*What to produce*
The data is to be reproduced in full and without error.

[Dataset extract — start]

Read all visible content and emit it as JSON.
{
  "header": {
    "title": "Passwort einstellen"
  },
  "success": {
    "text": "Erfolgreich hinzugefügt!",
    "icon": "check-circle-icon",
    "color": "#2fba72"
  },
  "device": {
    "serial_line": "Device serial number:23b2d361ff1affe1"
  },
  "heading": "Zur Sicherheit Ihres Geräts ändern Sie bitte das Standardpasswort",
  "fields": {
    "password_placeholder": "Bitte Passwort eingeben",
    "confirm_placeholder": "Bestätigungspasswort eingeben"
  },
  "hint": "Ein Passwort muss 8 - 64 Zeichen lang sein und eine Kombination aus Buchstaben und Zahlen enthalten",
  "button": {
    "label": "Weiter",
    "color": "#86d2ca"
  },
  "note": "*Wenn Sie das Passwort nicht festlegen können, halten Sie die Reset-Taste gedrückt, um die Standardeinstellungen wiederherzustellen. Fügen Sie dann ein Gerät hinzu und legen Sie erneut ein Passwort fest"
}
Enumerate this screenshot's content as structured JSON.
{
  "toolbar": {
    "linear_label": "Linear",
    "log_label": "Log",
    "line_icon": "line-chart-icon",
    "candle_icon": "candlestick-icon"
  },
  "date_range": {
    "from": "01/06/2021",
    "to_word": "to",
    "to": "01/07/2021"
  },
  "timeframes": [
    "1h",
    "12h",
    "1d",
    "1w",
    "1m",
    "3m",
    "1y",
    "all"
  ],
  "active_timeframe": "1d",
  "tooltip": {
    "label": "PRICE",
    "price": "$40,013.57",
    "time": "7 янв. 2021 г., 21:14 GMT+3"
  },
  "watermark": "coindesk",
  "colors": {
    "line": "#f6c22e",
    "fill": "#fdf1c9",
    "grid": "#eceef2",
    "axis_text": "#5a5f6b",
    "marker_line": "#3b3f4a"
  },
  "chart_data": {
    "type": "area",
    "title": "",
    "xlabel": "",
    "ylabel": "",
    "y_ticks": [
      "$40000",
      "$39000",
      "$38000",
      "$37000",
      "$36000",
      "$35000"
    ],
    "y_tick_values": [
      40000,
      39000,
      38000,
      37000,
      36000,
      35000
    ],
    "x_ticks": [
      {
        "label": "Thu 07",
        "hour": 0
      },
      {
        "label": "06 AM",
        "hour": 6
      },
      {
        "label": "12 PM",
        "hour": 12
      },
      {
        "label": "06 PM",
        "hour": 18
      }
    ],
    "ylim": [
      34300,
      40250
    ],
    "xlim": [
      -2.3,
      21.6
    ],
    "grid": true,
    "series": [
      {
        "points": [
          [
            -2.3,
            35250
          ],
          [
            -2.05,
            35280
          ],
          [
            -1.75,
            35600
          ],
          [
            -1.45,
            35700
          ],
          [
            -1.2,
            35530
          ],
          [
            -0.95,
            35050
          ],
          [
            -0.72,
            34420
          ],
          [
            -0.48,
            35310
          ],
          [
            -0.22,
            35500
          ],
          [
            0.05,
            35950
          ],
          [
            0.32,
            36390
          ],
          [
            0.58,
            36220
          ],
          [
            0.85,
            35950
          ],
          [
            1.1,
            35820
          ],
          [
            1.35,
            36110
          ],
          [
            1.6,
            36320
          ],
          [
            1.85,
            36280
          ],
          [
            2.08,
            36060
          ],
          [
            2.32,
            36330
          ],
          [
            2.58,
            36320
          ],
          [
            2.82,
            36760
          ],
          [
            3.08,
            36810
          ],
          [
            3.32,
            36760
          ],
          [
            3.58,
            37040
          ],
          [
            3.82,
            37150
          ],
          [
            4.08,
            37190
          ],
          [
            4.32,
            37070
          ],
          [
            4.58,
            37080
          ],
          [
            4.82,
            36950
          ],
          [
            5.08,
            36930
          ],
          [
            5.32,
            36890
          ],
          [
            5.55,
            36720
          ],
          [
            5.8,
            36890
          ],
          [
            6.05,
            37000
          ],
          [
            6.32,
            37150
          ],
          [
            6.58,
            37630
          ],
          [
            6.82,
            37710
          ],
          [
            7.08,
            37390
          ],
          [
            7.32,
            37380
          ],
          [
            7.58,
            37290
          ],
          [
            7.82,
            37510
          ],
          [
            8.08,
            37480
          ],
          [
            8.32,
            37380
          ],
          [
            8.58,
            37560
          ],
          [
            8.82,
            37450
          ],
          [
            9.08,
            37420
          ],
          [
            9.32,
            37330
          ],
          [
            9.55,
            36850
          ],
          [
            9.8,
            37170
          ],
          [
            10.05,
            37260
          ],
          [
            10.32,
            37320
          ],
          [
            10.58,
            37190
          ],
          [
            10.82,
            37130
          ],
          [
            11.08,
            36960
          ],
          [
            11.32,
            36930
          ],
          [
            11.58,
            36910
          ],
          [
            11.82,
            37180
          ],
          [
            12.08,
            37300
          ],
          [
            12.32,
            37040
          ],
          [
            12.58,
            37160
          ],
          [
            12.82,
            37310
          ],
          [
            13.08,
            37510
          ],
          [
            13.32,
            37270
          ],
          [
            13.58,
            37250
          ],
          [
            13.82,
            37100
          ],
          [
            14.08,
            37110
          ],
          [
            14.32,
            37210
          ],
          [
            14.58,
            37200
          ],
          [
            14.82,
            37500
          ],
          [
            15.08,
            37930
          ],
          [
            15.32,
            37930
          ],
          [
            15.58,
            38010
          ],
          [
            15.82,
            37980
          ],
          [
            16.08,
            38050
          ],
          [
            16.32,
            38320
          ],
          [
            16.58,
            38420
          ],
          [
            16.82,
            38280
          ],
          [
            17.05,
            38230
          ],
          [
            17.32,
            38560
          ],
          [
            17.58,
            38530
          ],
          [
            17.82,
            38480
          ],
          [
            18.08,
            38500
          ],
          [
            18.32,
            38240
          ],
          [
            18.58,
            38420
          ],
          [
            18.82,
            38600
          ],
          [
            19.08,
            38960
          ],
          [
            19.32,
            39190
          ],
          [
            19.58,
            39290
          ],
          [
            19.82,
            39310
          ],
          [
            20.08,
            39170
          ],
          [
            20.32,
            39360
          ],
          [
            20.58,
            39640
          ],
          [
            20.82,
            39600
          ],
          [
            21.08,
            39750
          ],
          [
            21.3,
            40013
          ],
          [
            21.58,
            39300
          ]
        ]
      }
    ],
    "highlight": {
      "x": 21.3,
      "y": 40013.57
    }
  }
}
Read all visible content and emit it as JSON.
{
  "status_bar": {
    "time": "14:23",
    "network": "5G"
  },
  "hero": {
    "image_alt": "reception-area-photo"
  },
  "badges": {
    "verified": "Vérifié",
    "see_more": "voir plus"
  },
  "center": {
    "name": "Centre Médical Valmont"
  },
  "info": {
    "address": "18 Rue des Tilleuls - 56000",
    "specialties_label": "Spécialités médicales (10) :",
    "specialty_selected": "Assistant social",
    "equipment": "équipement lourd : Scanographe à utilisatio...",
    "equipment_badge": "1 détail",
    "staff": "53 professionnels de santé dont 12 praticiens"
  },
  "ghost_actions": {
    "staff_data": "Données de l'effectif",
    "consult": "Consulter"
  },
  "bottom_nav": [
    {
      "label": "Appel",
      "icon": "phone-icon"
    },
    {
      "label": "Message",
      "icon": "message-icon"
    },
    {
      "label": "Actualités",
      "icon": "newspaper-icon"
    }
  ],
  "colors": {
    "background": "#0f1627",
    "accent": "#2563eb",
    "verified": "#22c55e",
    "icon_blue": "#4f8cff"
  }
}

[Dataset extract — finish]

*Output below*
Read all visible content and emit it as JSON.
{
  "header": {
    "title": "Passwort einstellen"
  },
  "success": {
    "text": "Erfolgreich hinzugefügt!",
    "icon": "check-circle-icon",
    "color": "#2fba72"
  },
  "device": {
    "serial_line": "Device serial number:23b2d361ff1affe1"
  },
  "heading": "Zur Sicherheit Ihres Geräts ändern Sie bitte das Standardpasswort",
  "fields": {
    "password_placeholder": "Bitte Passwort eingeben",
    "confirm_placeholder": "Bestätigungspasswort eingeben"
  },
  "hint": "Ein Passwort muss 8 - 64 Zeichen lang sein und eine Kombination aus Buchstaben und Zahlen enthalten",
  "button": {
    "label": "Weiter",
    "color": "#86d2ca"
  },
  "note": "*Wenn Sie das Passwort nicht festlegen können, halten Sie die Reset-Taste gedrückt, um die Standardeinstellungen wiederherzustellen. Fügen Sie dann ein Gerät hinzu und legen Sie erneut ein Passwort fest"
}
Enumerate this screenshot's content as structured JSON.
{
  "toolbar": {
    "linear_label": "Linear",
    "log_label": "Log",
    "line_icon": "line-chart-icon",
    "candle_icon": "candlestick-icon"
  },
  "date_range": {
    "from": "01/06/2021",
    "to_word": "to",
    "to": "01/07/2021"
  },
  "timeframes": [
    "1h",
    "12h",
    "1d",
    "1w",
    "1m",
    "3m",
    "1y",
    "all"
  ],
  "active_timeframe": "1d",
  "tooltip": {
    "label": "PRICE",
    "price": "$40,013.57",
    "time": "7 янв. 2021 г., 21:14 GMT+3"
  },
  "watermark": "coindesk",
  "colors": {
    "line": "#f6c22e",
    "fill": "#fdf1c9",
    "grid": "#eceef2",
    "axis_text": "#5a5f6b",
    "marker_line": "#3b3f4a"
  },
  "chart_data": {
    "type": "area",
    "title": "",
    "xlabel": "",
    "ylabel": "",
    "y_ticks": [
      "$40000",
      "$39000",
      "$38000",
      "$37000",
      "$36000",
      "$35000"
    ],
    "y_tick_values": [
      40000,
      39000,
      38000,
      37000,
      36000,
      35000
    ],
    "x_ticks": [
      {
        "label": "Thu 07",
        "hour": 0
      },
      {
        "label": "06 AM",
        "hour": 6
      },
      {
        "label": "12 PM",
        "hour": 12
      },
      {
        "label": "06 PM",
        "hour": 18
      }
    ],
    "ylim": [
      34300,
      40250
    ],
    "xlim": [
      -2.3,
      21.6
    ],
    "grid": true,
    "series": [
      {
        "points": [
          [
            -2.3,
            35250
          ],
          [
            -2.05,
            35280
          ],
          [
            -1.75,
            35600
          ],
          [
            -1.45,
            35700
          ],
          [
            -1.2,
            35530
          ],
          [
            -0.95,
            35050
          ],
          [
            -0.72,
            34420
          ],
          [
            -0.48,
            35310
          ],
          [
            -0.22,
            35500
          ],
          [
            0.05,
            35950
          ],
          [
            0.32,
            36390
          ],
          [
            0.58,
            36220
          ],
          [
            0.85,
            35950
          ],
          [
            1.1,
            35820
          ],
          [
            1.35,
            36110
          ],
          [
            1.6,
            36320
          ],
          [
            1.85,
            36280
          ],
          [
            2.08,
            36060
          ],
          [
            2.32,
            36330
          ],
          [
            2.58,
            36320
          ],
          [
            2.82,
            36760
          ],
          [
            3.08,
            36810
          ],
          [
            3.32,
            36760
          ],
          [
            3.58,
            37040
          ],
          [
            3.82,
            37150
          ],
          [
            4.08,
            37190
          ],
          [
            4.32,
            37070
          ],
          [
            4.58,
            37080
          ],
          [
            4.82,
            36950
          ],
          [
            5.08,
            36930
          ],
          [
            5.32,
            36890
          ],
          [
            5.55,
            36720
          ],
          [
            5.8,
            36890
          ],
          [
            6.05,
            37000
          ],
          [
            6.32,
            37150
          ],
          [
            6.58,
            37630
          ],
          [
            6.82,
            37710
          ],
          [
            7.08,
            37390
          ],
          [
            7.32,
            37380
          ],
          [
            7.58,
            37290
          ],
          [
            7.82,
            37510
          ],
          [
            8.08,
            37480
          ],
          [
            8.32,
            37380
          ],
          [
            8.58,
            37560
          ],
          [
            8.82,
            37450
          ],
          [
            9.08,
            37420
          ],
          [
            9.32,
            37330
          ],
          [
            9.55,
            36850
          ],
          [
            9.8,
            37170
          ],
          [
            10.05,
            37260
          ],
          [
            10.32,
            37320
          ],
          [
            10.58,
            37190
          ],
          [
            10.82,
            37130
          ],
          [
            11.08,
            36960
          ],
          [
            11.32,
            36930
          ],
          [
            11.58,
            36910
          ],
          [
            11.82,
            37180
          ],
          [
            12.08,
            37300
          ],
          [
            12.32,
            37040
          ],
          [
            12.58,
            37160
          ],
          [
            12.82,
            37310
          ],
          [
            13.08,
            37510
          ],
          [
            13.32,
            37270
          ],
          [
            13.58,
            37250
          ],
          [
            13.82,
            37100
          ],
          [
            14.08,
            37110
          ],
          [
            14.32,
            37210
          ],
          [
            14.58,
            37200
          ],
          [
            14.82,
            37500
          ],
          [
            15.08,
            37930
          ],
          [
            15.32,
            37930
          ],
          [
            15.58,
            38010
          ],
          [
            15.82,
            37980
          ],
          [
            16.08,
            38050
          ],
          [
            16.32,
            38320
          ],
          [
            16.58,
            38420
          ],
          [
            16.82,
            38280
          ],
          [
            17.05,
            38230
          ],
          [
            17.32,
            38560
          ],
          [
            17.58,
            38530
          ],
          [
            17.82,
            38480
          ],
          [
            18.08,
            38500
          ],
          [
            18.32,
            38240
          ],
          [
            18.58,
            38420
          ],
          [
            18.82,
            38600
          ],
          [
            19.08,
            38960
          ],
          [
            19.32,
            39190
          ],
          [
            19.58,
            39290
          ],
          [
            19.82,
            39310
          ],
          [
            20.08,
            39170
          ],
          [
            20.32,
            39360
          ],
          [
            20.58,
            39640
          ],
          [
            20.82,
            39600
          ],
          [
            21.08,
            39750
          ],
          [
            21.3,
            40013
          ],
          [
            21.58,
            39300
          ]
        ]
      }
    ],
    "highlight": {
      "x": 21.3,
      "y": 40013.57
    }
  }
}
Read all visible content and emit it as JSON.
{
  "status_bar": {
    "time": "14:23",
    "network": "5G"
  },
  "hero": {
    "image_alt": "reception-area-photo"
  },
  "badges": {
    "verified": "Vérifié",
    "see_more": "voir plus"
  },
  "center": {
    "name": "Centre Médical Valmont"
  },
  "info": {
    "address": "18 Rue des Tilleuls - 56000",
    "specialties_label": "Spécialités médicales (10) :",
    "specialty_selected": "Assistant social",
    "equipment": "équipement lourd : Scanographe à utilisatio...",
    "equipment_badge": "1 détail",
    "staff": "53 professionnels de santé dont 12 praticiens"
  },
  "ghost_actions": {
    "staff_data": "Données de l'effectif",
    "consult": "Consulter"
  },
  "bottom_nav": [
    {
      "label": "Appel",
      "icon": "phone-icon"
    },
    {
      "label": "Message",
      "icon": "message-icon"
    },
    {
      "label": "Actualités",
      "icon": "newspaper-icon"
    }
  ],
  "colors": {
    "background": "#0f1627",
    "accent": "#2563eb",
    "verified": "#22c55e",
    "icon_blue": "#4f8cff"
  }
}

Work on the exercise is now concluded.